*** Source material Section Begins ***

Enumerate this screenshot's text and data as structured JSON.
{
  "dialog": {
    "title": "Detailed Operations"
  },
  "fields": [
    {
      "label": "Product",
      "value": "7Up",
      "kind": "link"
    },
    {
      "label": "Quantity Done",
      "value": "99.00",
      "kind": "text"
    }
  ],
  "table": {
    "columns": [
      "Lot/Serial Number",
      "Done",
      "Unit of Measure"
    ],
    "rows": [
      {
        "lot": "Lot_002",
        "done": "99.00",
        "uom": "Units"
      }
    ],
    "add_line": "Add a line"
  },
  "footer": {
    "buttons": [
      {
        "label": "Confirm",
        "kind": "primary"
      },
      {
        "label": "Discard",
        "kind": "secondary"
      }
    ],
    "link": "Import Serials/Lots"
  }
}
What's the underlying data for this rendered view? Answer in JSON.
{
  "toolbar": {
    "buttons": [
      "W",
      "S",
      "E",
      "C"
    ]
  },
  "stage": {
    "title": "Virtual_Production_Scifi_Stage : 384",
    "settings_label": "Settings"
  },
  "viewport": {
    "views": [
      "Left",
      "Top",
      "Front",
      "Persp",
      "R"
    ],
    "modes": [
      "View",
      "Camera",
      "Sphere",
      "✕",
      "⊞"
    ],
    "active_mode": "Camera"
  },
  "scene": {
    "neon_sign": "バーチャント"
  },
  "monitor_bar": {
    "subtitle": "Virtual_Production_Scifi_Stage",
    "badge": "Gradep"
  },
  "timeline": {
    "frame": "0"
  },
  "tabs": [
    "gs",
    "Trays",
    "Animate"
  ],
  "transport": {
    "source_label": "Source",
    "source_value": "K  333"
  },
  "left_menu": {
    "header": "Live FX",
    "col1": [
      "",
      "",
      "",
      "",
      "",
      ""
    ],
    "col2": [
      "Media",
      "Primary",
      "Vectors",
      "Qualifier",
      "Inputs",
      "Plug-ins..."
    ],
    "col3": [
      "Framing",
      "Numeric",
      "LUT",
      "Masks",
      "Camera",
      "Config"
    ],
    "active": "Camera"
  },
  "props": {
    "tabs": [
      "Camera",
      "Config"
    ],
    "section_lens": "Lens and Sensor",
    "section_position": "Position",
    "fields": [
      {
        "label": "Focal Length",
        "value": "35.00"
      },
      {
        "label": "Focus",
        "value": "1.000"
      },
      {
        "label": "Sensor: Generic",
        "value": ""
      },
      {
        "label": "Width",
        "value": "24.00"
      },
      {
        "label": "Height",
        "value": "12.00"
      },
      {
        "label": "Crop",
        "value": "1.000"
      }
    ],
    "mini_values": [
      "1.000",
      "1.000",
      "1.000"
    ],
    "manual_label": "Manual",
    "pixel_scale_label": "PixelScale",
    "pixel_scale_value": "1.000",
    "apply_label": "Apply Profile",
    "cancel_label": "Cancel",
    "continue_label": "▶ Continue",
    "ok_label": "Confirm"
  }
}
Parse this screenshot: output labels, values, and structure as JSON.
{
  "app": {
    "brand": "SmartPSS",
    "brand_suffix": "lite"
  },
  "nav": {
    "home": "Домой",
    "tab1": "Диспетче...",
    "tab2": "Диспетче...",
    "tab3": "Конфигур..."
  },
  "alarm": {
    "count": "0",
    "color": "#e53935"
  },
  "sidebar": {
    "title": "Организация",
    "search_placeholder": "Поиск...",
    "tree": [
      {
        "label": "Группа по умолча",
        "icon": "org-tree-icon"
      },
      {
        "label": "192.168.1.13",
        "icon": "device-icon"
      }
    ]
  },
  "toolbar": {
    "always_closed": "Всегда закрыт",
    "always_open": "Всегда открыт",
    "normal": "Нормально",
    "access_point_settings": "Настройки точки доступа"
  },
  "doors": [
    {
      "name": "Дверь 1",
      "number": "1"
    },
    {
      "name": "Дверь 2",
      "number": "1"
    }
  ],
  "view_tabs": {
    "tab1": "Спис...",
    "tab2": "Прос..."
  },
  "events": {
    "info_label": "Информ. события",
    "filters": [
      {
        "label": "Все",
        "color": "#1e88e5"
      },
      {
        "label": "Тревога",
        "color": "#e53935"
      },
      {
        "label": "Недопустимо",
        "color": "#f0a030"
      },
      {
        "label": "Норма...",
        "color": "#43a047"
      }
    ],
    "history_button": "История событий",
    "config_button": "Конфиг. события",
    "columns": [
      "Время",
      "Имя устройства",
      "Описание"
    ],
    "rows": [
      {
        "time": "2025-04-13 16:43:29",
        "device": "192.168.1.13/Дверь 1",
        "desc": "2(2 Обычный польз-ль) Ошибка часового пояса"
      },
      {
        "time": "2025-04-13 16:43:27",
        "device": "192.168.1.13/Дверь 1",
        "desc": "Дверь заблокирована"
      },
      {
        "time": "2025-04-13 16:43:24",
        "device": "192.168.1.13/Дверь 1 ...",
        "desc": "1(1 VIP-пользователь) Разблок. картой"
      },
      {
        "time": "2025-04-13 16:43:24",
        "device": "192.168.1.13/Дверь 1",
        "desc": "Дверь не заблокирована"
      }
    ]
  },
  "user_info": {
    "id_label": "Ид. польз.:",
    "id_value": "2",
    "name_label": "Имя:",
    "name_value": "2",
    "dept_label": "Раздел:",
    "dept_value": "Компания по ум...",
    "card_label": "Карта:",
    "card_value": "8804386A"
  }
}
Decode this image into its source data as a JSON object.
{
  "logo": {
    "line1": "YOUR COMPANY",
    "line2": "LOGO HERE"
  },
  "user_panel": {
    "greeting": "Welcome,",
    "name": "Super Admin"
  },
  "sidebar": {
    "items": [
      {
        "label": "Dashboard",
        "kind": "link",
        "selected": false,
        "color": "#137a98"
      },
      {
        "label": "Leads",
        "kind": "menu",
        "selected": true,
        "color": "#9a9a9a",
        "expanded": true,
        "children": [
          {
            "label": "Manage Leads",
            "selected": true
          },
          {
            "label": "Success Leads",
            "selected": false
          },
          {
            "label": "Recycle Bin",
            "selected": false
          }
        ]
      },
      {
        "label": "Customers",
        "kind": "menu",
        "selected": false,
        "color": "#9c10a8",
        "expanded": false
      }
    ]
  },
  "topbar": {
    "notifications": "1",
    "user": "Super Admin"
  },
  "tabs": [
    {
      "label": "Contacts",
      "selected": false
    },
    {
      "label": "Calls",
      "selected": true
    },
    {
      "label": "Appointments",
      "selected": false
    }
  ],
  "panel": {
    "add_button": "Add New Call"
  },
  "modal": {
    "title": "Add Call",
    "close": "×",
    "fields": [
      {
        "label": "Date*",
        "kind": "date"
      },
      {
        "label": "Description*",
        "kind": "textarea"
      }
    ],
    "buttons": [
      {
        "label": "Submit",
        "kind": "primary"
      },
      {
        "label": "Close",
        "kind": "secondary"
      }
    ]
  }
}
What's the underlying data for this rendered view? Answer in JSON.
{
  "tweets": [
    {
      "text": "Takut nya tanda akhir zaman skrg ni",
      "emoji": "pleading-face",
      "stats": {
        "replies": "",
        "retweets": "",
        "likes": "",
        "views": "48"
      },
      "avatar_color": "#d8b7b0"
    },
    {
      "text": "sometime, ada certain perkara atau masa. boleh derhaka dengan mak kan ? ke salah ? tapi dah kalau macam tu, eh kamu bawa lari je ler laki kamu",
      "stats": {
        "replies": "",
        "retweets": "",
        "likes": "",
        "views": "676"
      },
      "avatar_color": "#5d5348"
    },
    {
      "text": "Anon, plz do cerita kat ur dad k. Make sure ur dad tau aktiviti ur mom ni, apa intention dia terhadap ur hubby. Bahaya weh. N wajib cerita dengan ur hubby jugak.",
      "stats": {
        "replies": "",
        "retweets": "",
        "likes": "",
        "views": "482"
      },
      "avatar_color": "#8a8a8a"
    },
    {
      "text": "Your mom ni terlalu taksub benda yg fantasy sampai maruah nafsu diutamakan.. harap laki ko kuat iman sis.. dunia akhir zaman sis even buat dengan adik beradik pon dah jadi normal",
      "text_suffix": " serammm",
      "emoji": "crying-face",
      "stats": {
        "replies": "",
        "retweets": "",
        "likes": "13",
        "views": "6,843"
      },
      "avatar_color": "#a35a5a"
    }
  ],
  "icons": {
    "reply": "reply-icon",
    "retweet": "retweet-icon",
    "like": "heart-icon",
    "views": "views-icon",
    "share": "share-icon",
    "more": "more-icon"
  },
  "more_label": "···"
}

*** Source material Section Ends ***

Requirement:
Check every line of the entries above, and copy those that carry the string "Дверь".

The answer:
      "name": "Дверь 1",
      "name": "Дверь 2",
        "device": "192.168.1.13/Дверь 1",
        "device": "192.168.1.13/Дверь 1",
        "desc": "Дверь заблокирована"
        "device": "192.168.1.13/Дверь 1 ...",
        "device": "192.168.1.13/Дверь 1",
        "desc": "Дверь не заблокирована"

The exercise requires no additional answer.